**Data for processing**.

+---+

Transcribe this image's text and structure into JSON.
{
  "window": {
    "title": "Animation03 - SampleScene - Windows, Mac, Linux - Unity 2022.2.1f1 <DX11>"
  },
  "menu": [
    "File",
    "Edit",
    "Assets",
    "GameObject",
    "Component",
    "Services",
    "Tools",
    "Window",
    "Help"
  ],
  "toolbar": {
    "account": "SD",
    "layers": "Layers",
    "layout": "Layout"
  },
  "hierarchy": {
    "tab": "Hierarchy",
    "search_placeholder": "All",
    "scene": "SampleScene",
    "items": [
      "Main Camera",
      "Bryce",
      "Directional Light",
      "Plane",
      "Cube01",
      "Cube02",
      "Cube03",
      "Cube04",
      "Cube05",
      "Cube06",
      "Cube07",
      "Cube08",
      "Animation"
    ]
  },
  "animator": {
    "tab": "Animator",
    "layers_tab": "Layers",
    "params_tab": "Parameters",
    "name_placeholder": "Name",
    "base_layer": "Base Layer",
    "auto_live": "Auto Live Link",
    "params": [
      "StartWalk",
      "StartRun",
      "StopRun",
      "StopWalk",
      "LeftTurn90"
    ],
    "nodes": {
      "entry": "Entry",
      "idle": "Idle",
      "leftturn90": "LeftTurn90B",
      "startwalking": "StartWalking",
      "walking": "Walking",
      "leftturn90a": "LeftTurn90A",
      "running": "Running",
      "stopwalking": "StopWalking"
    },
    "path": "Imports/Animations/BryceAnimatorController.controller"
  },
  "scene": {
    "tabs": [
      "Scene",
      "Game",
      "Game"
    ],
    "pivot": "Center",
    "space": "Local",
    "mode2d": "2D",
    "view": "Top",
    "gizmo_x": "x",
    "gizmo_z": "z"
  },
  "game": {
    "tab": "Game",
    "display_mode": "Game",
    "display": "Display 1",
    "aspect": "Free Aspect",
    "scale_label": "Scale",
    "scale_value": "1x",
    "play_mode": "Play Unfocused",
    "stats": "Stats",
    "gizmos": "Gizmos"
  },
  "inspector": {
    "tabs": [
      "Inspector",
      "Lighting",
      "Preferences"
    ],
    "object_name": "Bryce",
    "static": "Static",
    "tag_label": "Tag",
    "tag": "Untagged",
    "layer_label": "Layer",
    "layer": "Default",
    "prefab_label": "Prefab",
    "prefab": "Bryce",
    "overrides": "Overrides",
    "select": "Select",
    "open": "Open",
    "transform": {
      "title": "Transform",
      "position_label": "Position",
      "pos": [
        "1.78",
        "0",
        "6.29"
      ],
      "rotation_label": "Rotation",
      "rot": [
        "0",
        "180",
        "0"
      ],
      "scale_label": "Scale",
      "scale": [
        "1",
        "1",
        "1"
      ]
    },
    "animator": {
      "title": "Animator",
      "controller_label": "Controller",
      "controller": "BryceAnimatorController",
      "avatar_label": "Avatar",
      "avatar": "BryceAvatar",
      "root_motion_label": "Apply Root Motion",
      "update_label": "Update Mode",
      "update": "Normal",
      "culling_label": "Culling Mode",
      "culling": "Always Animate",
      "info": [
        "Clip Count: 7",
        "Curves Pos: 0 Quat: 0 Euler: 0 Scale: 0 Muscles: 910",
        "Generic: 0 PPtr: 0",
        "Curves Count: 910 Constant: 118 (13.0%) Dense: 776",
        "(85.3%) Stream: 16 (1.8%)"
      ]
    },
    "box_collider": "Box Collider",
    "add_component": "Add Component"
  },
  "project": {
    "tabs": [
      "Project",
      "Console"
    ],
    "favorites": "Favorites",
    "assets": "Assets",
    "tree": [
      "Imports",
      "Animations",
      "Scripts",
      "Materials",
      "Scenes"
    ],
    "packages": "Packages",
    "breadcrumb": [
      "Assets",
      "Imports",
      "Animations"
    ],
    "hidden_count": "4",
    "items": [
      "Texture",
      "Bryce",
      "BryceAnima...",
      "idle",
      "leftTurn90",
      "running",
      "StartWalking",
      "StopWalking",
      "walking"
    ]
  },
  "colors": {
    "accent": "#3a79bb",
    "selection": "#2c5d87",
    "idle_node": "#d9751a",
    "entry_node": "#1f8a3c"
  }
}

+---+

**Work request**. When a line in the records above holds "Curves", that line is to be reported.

**The answer**.
        "Curves Pos: 0 Quat: 0 Euler: 0 Scale: 0 Muscles: 910",
        "Curves Count: 910 Constant: 118 (13.0%) Dense: 776",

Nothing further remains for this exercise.